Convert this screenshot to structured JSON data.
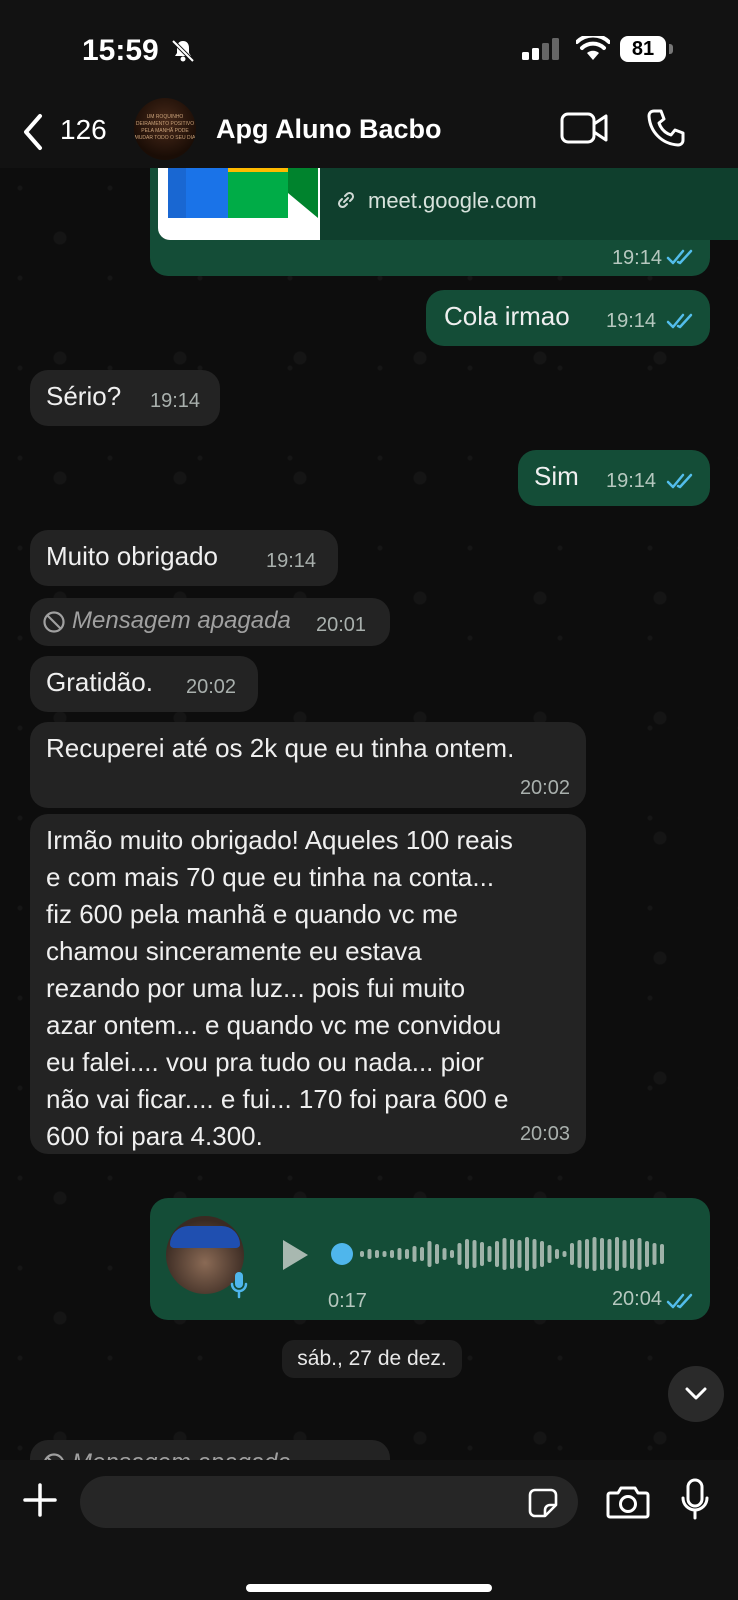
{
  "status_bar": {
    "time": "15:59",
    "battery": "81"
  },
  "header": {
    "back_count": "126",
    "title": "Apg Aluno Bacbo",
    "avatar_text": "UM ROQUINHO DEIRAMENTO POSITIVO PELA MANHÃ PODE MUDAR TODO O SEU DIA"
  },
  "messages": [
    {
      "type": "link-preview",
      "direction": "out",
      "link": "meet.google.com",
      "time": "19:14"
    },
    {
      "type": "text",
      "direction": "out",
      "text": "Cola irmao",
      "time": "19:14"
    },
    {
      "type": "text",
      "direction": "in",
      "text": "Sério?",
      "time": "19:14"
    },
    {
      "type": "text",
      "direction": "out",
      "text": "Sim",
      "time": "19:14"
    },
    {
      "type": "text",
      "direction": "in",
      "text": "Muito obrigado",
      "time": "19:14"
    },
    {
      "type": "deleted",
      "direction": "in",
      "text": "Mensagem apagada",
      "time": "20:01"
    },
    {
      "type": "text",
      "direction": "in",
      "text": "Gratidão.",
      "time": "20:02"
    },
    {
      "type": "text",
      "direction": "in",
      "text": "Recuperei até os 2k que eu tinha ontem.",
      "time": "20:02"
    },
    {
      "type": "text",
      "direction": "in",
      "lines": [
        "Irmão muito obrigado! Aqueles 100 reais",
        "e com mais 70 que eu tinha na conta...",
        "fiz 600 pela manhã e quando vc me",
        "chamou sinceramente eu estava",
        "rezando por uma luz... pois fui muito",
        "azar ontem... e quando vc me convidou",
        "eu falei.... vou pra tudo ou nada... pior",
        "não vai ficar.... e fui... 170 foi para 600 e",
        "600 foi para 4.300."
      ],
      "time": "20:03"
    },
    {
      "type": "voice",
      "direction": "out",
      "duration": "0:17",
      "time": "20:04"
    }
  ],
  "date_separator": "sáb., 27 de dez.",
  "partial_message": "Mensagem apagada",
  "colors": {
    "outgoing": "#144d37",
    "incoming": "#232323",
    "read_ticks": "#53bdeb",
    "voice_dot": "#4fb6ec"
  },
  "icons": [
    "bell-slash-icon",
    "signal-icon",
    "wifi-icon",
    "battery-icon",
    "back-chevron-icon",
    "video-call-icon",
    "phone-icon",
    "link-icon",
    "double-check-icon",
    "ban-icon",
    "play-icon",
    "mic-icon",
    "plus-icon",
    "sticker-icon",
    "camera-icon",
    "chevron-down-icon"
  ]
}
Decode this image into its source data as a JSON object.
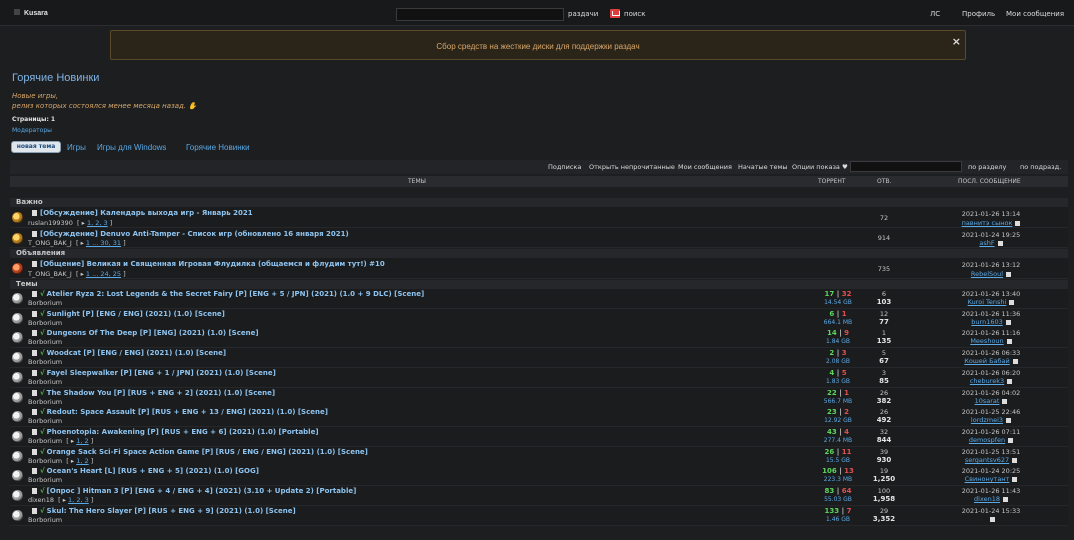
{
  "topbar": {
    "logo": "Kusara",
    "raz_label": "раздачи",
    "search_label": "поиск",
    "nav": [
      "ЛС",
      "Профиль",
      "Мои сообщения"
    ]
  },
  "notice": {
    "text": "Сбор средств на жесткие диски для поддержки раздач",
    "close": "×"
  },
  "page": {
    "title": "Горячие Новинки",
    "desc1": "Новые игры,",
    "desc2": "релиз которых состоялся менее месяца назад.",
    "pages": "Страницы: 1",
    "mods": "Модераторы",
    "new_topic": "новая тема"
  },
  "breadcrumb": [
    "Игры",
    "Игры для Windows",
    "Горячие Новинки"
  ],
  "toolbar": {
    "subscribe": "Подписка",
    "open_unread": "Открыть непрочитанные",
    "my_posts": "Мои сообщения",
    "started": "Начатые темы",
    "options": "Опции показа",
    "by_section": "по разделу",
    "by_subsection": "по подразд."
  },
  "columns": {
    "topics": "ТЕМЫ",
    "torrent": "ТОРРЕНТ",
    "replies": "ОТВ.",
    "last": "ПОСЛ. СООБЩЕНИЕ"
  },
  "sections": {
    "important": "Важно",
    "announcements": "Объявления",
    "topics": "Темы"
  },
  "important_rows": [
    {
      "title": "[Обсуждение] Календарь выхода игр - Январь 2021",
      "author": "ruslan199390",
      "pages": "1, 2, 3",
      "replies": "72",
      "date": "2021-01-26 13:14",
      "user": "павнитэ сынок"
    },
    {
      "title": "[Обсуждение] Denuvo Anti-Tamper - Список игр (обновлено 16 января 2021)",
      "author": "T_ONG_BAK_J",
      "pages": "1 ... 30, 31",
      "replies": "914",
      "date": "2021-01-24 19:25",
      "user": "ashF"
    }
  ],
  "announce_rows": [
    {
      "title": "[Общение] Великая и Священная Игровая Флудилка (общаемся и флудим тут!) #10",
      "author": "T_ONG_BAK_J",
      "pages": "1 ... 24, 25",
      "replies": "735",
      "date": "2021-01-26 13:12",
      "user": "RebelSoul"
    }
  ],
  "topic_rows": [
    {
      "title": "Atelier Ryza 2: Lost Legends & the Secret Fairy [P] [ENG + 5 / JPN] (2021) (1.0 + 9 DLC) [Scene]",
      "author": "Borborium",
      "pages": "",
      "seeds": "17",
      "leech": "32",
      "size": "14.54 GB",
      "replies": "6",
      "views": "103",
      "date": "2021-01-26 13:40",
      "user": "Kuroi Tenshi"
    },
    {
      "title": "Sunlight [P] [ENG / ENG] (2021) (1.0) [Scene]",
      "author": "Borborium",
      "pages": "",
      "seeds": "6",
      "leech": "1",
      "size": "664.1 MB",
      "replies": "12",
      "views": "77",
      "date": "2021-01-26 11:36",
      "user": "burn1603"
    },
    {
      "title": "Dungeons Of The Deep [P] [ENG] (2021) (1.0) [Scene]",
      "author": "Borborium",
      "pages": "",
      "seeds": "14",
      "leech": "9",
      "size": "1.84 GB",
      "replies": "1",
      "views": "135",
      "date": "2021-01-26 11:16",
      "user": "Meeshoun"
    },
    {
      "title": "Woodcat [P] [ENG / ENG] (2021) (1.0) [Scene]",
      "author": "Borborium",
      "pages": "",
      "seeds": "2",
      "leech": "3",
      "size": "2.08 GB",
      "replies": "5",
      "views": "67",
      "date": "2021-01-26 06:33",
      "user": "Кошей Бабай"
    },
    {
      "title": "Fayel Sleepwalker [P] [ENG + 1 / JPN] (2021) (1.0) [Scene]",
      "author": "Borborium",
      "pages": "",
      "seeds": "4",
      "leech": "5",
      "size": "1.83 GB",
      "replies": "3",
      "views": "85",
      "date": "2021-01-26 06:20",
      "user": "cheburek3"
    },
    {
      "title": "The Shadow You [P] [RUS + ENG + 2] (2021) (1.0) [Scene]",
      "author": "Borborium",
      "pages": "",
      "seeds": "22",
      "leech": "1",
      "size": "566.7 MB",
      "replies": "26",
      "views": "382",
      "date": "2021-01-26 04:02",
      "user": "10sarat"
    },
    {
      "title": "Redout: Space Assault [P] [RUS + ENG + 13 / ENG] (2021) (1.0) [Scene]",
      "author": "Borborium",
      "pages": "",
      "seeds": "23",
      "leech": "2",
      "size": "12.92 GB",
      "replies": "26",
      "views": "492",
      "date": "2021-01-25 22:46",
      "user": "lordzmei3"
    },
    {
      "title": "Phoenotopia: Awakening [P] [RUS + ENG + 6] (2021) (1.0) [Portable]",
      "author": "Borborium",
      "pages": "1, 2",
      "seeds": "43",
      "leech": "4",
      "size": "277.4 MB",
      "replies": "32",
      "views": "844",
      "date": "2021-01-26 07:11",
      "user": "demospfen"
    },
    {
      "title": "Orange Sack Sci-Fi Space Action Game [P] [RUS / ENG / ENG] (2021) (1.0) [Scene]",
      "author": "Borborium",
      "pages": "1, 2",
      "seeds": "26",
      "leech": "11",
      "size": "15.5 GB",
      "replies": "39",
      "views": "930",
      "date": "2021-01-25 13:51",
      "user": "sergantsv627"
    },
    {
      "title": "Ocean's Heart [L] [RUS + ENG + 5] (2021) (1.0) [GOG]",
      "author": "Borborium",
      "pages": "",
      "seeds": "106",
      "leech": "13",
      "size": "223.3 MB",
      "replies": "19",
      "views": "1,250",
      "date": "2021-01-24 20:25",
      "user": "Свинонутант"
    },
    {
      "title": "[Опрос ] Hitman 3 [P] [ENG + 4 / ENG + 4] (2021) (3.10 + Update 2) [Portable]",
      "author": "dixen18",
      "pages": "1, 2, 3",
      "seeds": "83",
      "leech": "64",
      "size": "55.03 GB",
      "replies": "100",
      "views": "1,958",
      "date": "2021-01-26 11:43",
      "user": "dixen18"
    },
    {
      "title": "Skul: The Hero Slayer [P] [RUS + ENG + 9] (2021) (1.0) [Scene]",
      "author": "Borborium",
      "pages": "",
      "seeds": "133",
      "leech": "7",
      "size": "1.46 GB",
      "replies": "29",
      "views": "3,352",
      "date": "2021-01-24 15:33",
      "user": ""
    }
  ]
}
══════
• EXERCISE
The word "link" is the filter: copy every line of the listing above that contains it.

• RESULT OF THE TASK
      "type": "link-preview",
      "link": "meet.google.com",
    "link-icon",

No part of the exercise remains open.